[Stored data]
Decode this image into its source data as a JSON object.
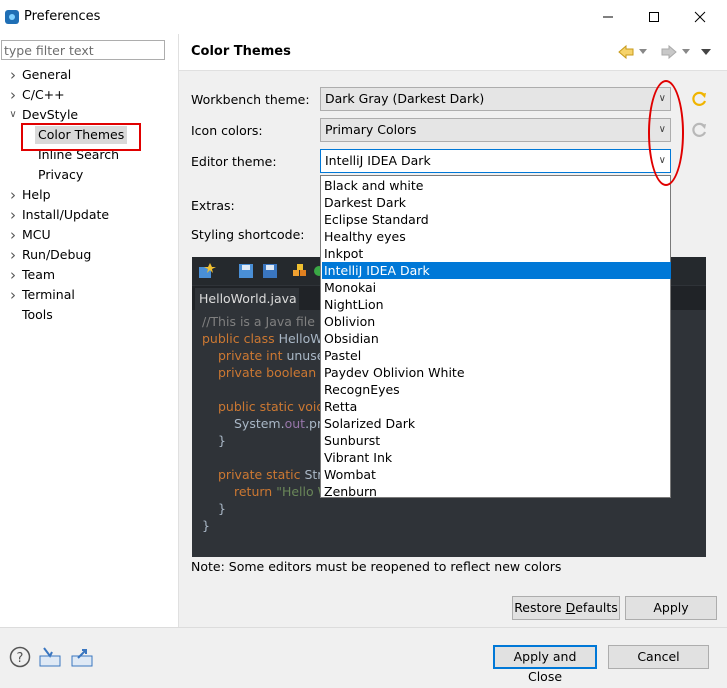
{
  "window": {
    "title": "Preferences"
  },
  "left": {
    "filter_placeholder": "type filter text",
    "tree": [
      {
        "label": "General",
        "expandable": true
      },
      {
        "label": "C/C++",
        "expandable": true
      },
      {
        "label": "DevStyle",
        "expandable": true,
        "expanded": true
      },
      {
        "label": "Color Themes",
        "child": true,
        "selected": true
      },
      {
        "label": "Inline Search",
        "child": true
      },
      {
        "label": "Privacy",
        "child": true
      },
      {
        "label": "Help",
        "expandable": true
      },
      {
        "label": "Install/Update",
        "expandable": true
      },
      {
        "label": "MCU",
        "expandable": true
      },
      {
        "label": "Run/Debug",
        "expandable": true
      },
      {
        "label": "Team",
        "expandable": true
      },
      {
        "label": "Terminal",
        "expandable": true
      },
      {
        "label": "Tools",
        "expandable": false
      }
    ]
  },
  "main": {
    "title": "Color Themes",
    "workbench_label": "Workbench theme:",
    "workbench_value": "Dark Gray (Darkest Dark)",
    "icon_label": "Icon colors:",
    "icon_value": "Primary Colors",
    "editor_label": "Editor theme:",
    "editor_value": "IntelliJ IDEA Dark",
    "extras_label": "Extras:",
    "shortcode_label": "Styling shortcode:",
    "theme_options": [
      "Black and white",
      "Darkest Dark",
      "Eclipse Standard",
      "Healthy eyes",
      "Inkpot",
      "IntelliJ IDEA Dark",
      "Monokai",
      "NightLion",
      "Oblivion",
      "Obsidian",
      "Pastel",
      "Paydev Oblivion White",
      "RecognEyes",
      "Retta",
      "Solarized Dark",
      "Sunburst",
      "Vibrant Ink",
      "Wombat",
      "Zenburn"
    ],
    "selected_option": "IntelliJ IDEA Dark",
    "preview": {
      "tab": "HelloWorld.java",
      "lines": [
        {
          "text": "//This is a Java file",
          "color": "#808080",
          "indent": 0
        },
        {
          "parts": [
            [
              "public class ",
              "#cc7832"
            ],
            [
              "HelloWo",
              "#a9b7c6"
            ]
          ],
          "indent": 0
        },
        {
          "parts": [
            [
              "private int ",
              "#cc7832"
            ],
            [
              "unused",
              "#a9b7c6"
            ]
          ],
          "indent": 1
        },
        {
          "parts": [
            [
              "private boolean ",
              "#cc7832"
            ],
            [
              "u",
              "#a9b7c6"
            ]
          ],
          "indent": 1
        },
        {
          "parts": [],
          "indent": 0
        },
        {
          "parts": [
            [
              "public static void ",
              "#cc7832"
            ]
          ],
          "indent": 1
        },
        {
          "parts": [
            [
              "System.",
              "#a9b7c6"
            ],
            [
              "out",
              "#9876aa"
            ],
            [
              ".prin",
              "#a9b7c6"
            ]
          ],
          "indent": 2
        },
        {
          "parts": [
            [
              "}",
              "#a9b7c6"
            ]
          ],
          "indent": 1
        },
        {
          "parts": [],
          "indent": 0
        },
        {
          "parts": [
            [
              "private static ",
              "#cc7832"
            ],
            [
              "Strin",
              "#a9b7c6"
            ]
          ],
          "indent": 1
        },
        {
          "parts": [
            [
              "return ",
              "#cc7832"
            ],
            [
              "\"Hello W",
              "#6a8759"
            ]
          ],
          "indent": 2
        },
        {
          "parts": [
            [
              "}",
              "#a9b7c6"
            ]
          ],
          "indent": 1
        },
        {
          "parts": [
            [
              "}",
              "#a9b7c6"
            ]
          ],
          "indent": 0
        }
      ]
    },
    "note": "Note: Some editors must be reopened to reflect new colors",
    "restore_label": "Restore Defaults",
    "restore_mnemonic": "D",
    "apply_label": "Apply"
  },
  "footer": {
    "apply_close_label": "Apply and Close",
    "cancel_label": "Cancel"
  },
  "colors": {
    "selection": "#0078d7",
    "annotation": "#e00000",
    "accent_yellow": "#f0b400"
  }
}
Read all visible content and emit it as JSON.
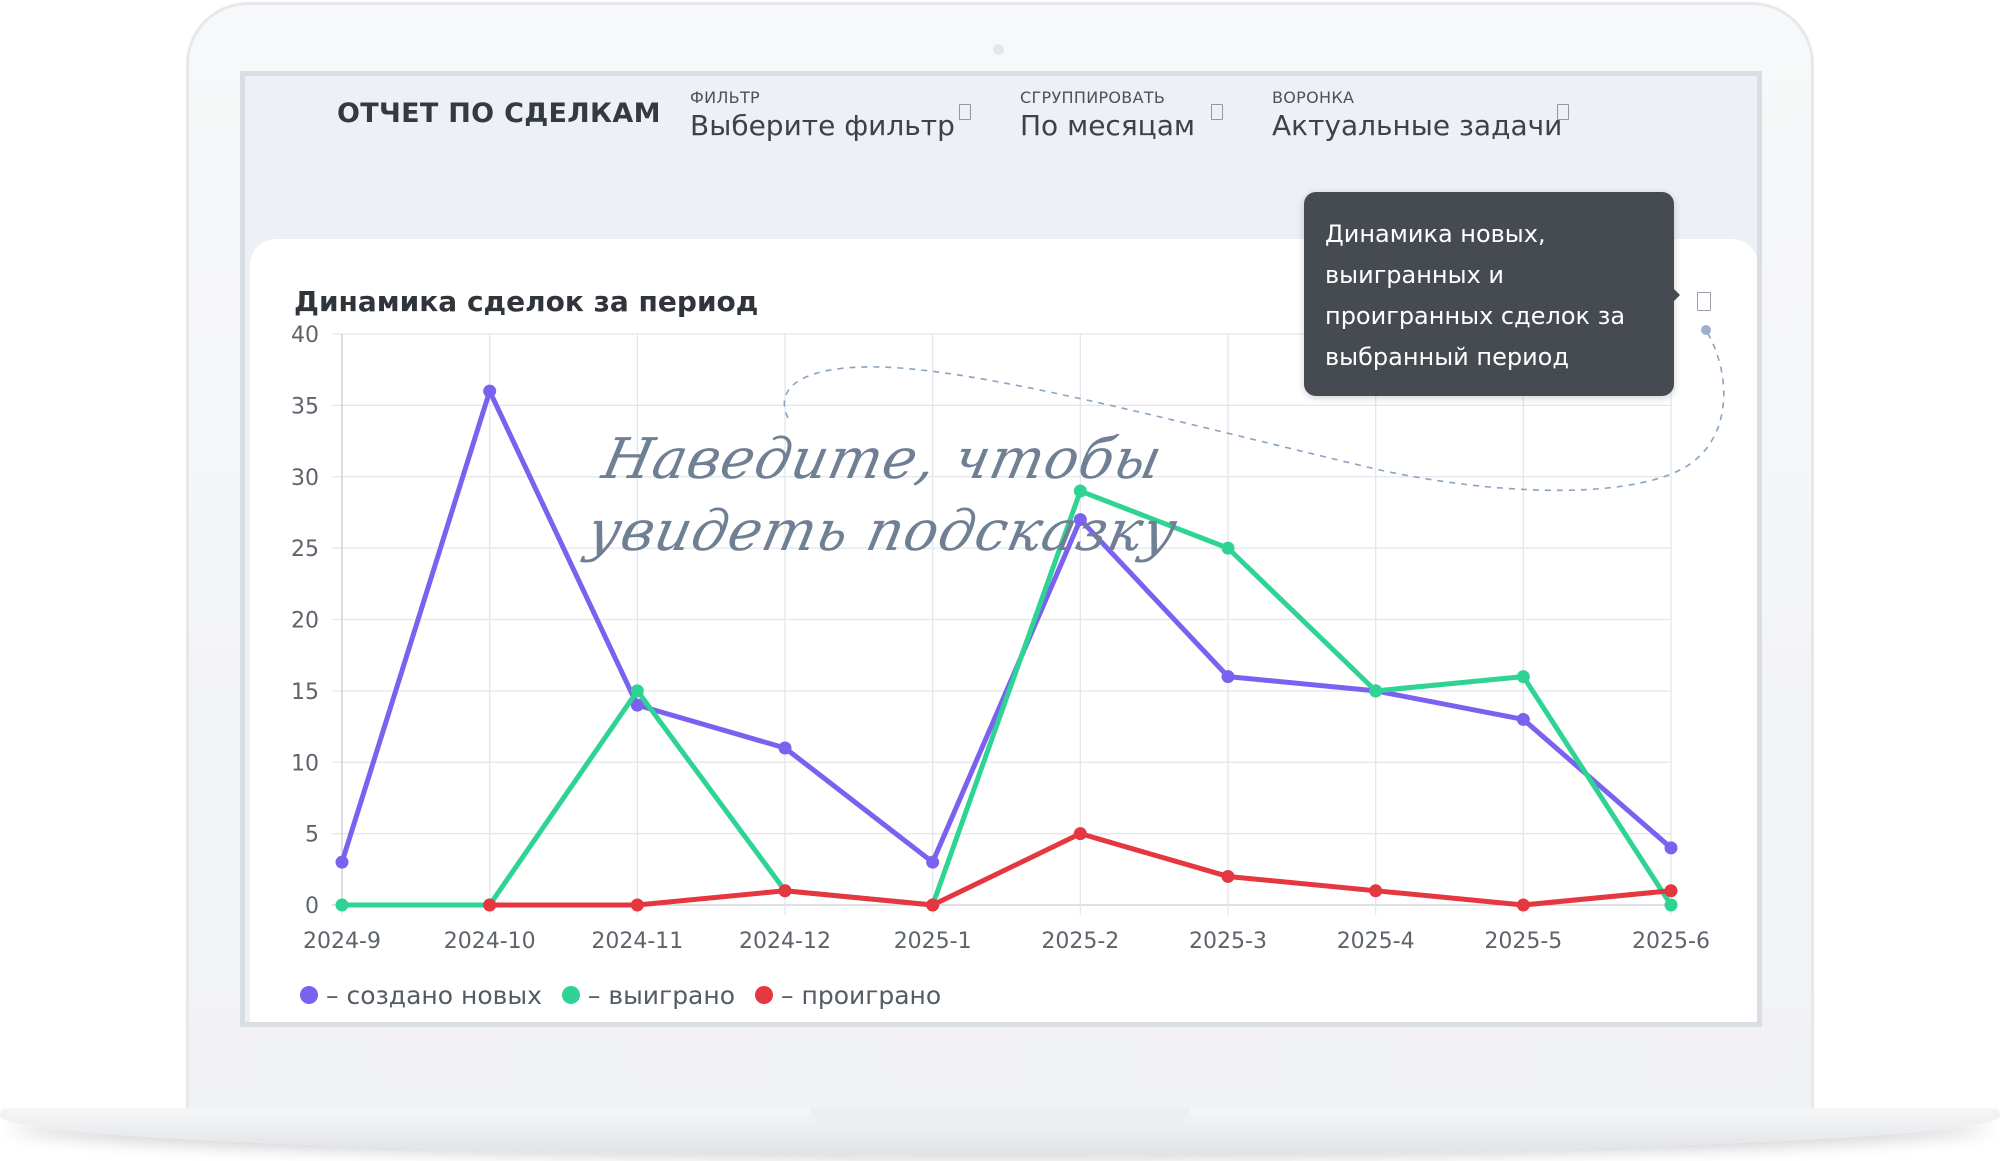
{
  "app": {
    "report_title": "ОТЧЕТ ПО СДЕЛКАМ",
    "controls": [
      {
        "label": "ФИЛЬТР",
        "value": "Выберите фильтр"
      },
      {
        "label": "СГРУППИРОВАТЬ",
        "value": "По месяцам"
      },
      {
        "label": "ВОРОНКА",
        "value": "Актуальные задачи"
      }
    ]
  },
  "card": {
    "title": "Динамика сделок за период",
    "tooltip_lines": [
      "Динамика новых,",
      "выигранных и",
      "проигранных сделок за",
      "выбранный период"
    ],
    "hint_lines": [
      "Наведите, чтобы",
      "увидеть подсказку"
    ]
  },
  "chart_data": {
    "type": "line",
    "categories": [
      "2024-9",
      "2024-10",
      "2024-11",
      "2024-12",
      "2025-1",
      "2025-2",
      "2025-3",
      "2025-4",
      "2025-5",
      "2025-6"
    ],
    "y_ticks": [
      0,
      5,
      10,
      15,
      20,
      25,
      30,
      35,
      40
    ],
    "ylim": [
      0,
      40
    ],
    "grid": true,
    "legend_position": "bottom-left",
    "series": [
      {
        "name": "– создано новых",
        "color": "#7b61ef",
        "values": [
          3,
          36,
          14,
          11,
          3,
          27,
          16,
          15,
          13,
          4
        ]
      },
      {
        "name": "– выиграно",
        "color": "#2fd494",
        "values": [
          0,
          0,
          15,
          1,
          0,
          29,
          25,
          15,
          16,
          0
        ]
      },
      {
        "name": "– проиграно",
        "color": "#e5373f",
        "values": [
          null,
          0,
          0,
          1,
          0,
          5,
          2,
          1,
          0,
          1
        ]
      }
    ]
  }
}
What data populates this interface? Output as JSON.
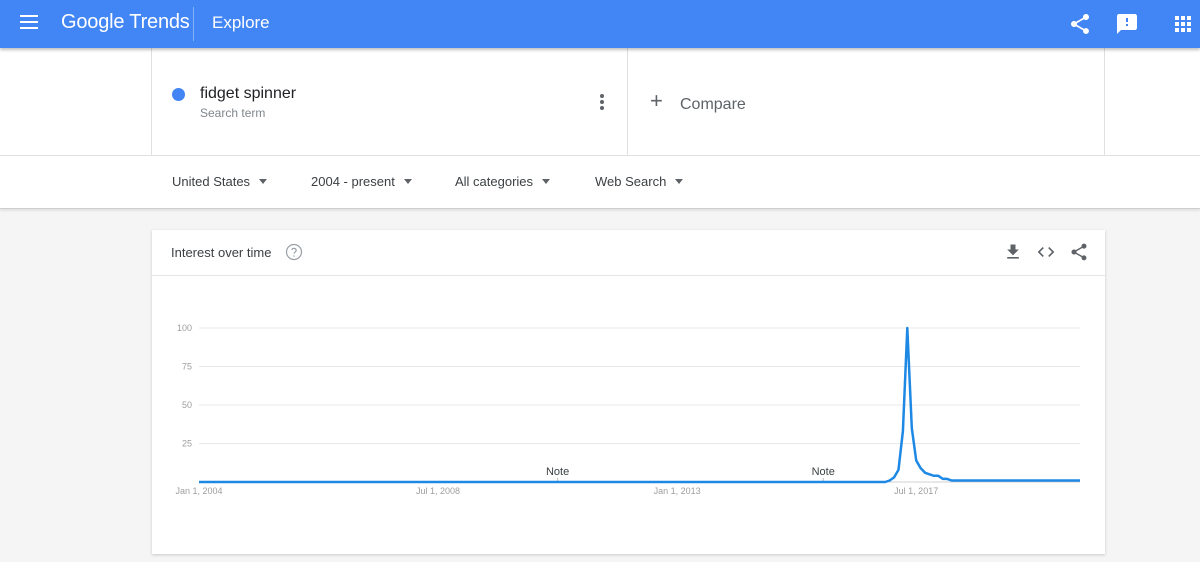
{
  "header": {
    "logo_google": "Google",
    "logo_trends": "Trends",
    "section": "Explore",
    "icons": [
      "menu-icon",
      "share-icon",
      "feedback-icon",
      "apps-icon"
    ]
  },
  "search_term": {
    "name": "fidget spinner",
    "type": "Search term",
    "color": "#4285f4"
  },
  "compare": {
    "plus": "+",
    "label": "Compare"
  },
  "filters": {
    "location": "United States",
    "time": "2004 - present",
    "category": "All categories",
    "property": "Web Search"
  },
  "interest_card": {
    "title": "Interest over time",
    "icons": [
      "help-icon",
      "download-icon",
      "embed-icon",
      "share-icon"
    ]
  },
  "chart_data": {
    "type": "line",
    "title": "Interest over time",
    "series": [
      {
        "name": "fidget spinner",
        "color": "#1e88e5",
        "x": [
          "2004-01",
          "2008-07",
          "2013-01",
          "2016-06",
          "2016-12",
          "2017-01",
          "2017-02",
          "2017-03",
          "2017-04",
          "2017-05",
          "2017-06",
          "2017-07",
          "2017-08",
          "2017-09",
          "2017-10",
          "2017-11",
          "2017-12",
          "2018-01",
          "2018-02",
          "2018-03",
          "2018-04",
          "2018-06",
          "2019-01",
          "2019-06",
          "2020-01",
          "2020-08"
        ],
        "values": [
          0,
          0,
          0,
          0,
          0,
          1,
          3,
          8,
          33,
          100,
          35,
          14,
          9,
          6,
          5,
          4,
          4,
          2,
          2,
          1,
          1,
          1,
          1,
          1,
          1,
          1
        ]
      }
    ],
    "ylim": [
      0,
      100
    ],
    "ytick_labels": [
      "100",
      "75",
      "50",
      "25"
    ],
    "yticks": [
      100,
      75,
      50,
      25
    ],
    "xtick_labels": [
      "Jan 1, 2004",
      "Jul 1, 2008",
      "Jan 1, 2013",
      "Jul 1, 2017"
    ],
    "xticks": [
      "2004-01",
      "2008-07",
      "2013-01",
      "2017-07"
    ],
    "annotations": [
      {
        "text": "Note",
        "x": "2010-10"
      },
      {
        "text": "Note",
        "x": "2015-10"
      }
    ],
    "grid": true,
    "legend": "none"
  }
}
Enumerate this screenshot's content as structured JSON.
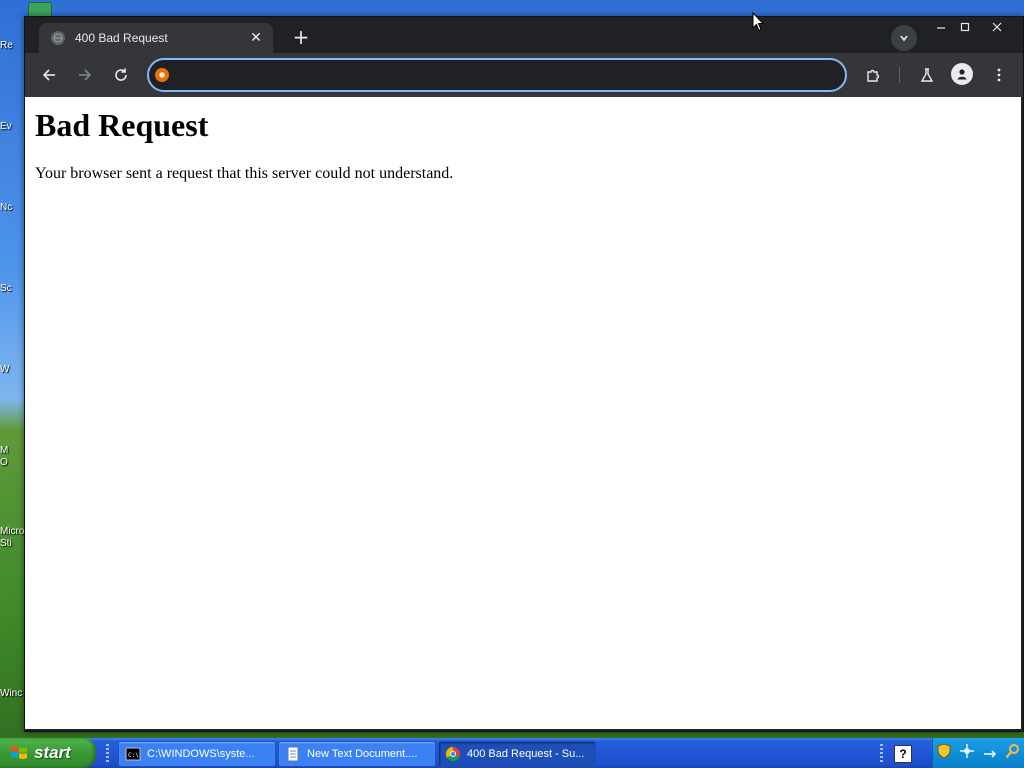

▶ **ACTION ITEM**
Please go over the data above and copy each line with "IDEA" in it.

▶ **THE COMPLETED TASK**
    "editor_value": "IntelliJ IDEA Dark",
      "IntelliJ IDEA Dark",
    "selected_option": "IntelliJ IDEA Dark",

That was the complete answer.